A Way to Eat Oranges

By CanPhotog Latest Reply 2014-12-22 16:18:22 -0600
Started 2014-12-20 16:56:09 -0600

I know that fruit juice is a big NO for me. I saw a video recently that explained that if you cut the surface of the skin off an orange (just the orange part, not the pulp below the color), then put the whole fruit into a blender and blended for around 40 seconds, you can consume the orange as a diabetic. The premise was that the fiber in the fruit, slows down the uptake of the glucose in the orange and makes it OK. The 40 seconds was to keep from heating up the contents as this will destroy the vitamin C in the fruit. Does this make sense?

7 replies

haoleboy 2014-12-22 16:18:22 -0600 Report

as long as you include the whole fruit (less the peel) there is no nutritional difference between the "juice" and the fruit and no difference in its effect on your blood glucose levels.


jayabee52 2014-12-22 08:15:13 -0600 Report

Howdy Can
Do you have a link to that video?
And is there any reason the orange skin is cut off? Why not just throw the whole orange in and puree the whole thing?

I understand the premise and it stands to reason that it would be similar to eating the orange. The question in my mind would be how does it work for one's own particular metabolism?

I would suggest following the proceedure outlined here ~ http://www.diabeticconnect.com/discussions/14... to determine whether a food plays nice with your metabolism or not.

God's best to you


CanPhotog 2014-12-22 09:46:00 -0600 Report

Good point, Jayabee52. The only downside to the whole orange is that you get to experience the benefits of the orange being one of the most sprayed (with toxic bug killers) fruits. Here is the YouTube video. https://www.youtube.com/watch?v=WpEMLYvG2is
Would be interested in your thoughts.

jayabee52 2014-12-22 10:05:53 -0600 Report

Hadn't really considered the bug spray angle. Good point!

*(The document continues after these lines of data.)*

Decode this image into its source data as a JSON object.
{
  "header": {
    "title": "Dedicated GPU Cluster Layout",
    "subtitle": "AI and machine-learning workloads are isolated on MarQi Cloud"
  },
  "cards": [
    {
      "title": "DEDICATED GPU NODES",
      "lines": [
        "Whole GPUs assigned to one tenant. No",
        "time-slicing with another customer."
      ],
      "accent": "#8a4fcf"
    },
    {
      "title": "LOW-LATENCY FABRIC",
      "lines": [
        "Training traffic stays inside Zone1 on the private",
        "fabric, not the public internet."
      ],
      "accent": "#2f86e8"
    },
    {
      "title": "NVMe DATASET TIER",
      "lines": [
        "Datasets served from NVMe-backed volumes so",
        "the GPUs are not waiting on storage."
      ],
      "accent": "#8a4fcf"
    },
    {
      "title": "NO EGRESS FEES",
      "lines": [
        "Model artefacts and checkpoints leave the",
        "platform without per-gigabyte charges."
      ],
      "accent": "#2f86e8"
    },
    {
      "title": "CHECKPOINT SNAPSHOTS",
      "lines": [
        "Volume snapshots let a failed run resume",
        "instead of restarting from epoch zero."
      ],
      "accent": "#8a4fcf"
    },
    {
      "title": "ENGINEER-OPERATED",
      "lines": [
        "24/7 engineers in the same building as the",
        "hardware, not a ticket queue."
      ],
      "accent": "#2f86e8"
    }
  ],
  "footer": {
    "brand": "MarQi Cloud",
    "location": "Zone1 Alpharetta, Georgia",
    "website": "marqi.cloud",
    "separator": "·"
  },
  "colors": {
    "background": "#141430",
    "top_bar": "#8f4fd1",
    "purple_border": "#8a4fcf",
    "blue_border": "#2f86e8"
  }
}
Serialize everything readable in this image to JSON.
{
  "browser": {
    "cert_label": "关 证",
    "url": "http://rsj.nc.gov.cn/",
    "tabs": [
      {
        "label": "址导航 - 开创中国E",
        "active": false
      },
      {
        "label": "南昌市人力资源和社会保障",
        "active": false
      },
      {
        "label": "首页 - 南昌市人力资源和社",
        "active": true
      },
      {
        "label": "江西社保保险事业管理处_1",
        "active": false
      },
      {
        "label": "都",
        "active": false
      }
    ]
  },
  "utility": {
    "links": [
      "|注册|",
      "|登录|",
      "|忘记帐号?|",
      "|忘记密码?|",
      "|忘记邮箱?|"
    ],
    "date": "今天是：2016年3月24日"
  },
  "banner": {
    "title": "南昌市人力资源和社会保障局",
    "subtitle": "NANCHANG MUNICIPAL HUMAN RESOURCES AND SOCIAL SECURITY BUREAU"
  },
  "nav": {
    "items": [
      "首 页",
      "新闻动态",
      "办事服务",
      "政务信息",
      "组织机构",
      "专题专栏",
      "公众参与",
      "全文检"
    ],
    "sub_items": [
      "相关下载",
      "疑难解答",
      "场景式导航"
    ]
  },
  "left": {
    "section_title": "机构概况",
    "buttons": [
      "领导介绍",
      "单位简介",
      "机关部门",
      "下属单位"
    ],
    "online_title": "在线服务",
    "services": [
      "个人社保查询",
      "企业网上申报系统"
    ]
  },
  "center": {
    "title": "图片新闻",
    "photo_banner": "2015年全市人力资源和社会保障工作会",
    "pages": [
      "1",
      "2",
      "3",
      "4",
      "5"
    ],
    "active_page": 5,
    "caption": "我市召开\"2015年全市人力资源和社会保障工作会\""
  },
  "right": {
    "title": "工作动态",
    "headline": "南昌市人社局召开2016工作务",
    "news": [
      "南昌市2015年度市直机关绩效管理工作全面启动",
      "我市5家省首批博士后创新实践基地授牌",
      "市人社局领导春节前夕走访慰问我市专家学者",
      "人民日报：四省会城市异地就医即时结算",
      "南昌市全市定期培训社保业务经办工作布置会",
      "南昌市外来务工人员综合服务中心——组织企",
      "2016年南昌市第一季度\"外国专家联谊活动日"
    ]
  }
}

Thanks for the link to the video. Saw no problems with what was contained on the vid except one little point was toward the end he said "And you know too much sugar leads to diabetes . . . ." which is a gross oversimplification.

And you certainly may call me James.

Glucerna 2014-12-21 17:17:57 -0600 Report

It's curious to me since often OJ we buy in the store does contain fiber. I don't think there will be a significant difference between making your own OJ this way and purchasing it, but you could try it and see how it affects your blood sugar levels. Does eating an orange work for you? ~Lynn @Glucerna

CanPhotog 2014-12-22 07:44:06 -0600 Report

I still wonder… if you can eat the fruit, and it is considered ok for you, why can't you eat the blended fruit? As far as there being little or no difference between bought OJ with pulp and this method, there is very little pulp in store bought OJ, while the results of this blending with all but the surface of the orange included is definitely different. It even looks different, much like an orange Julius.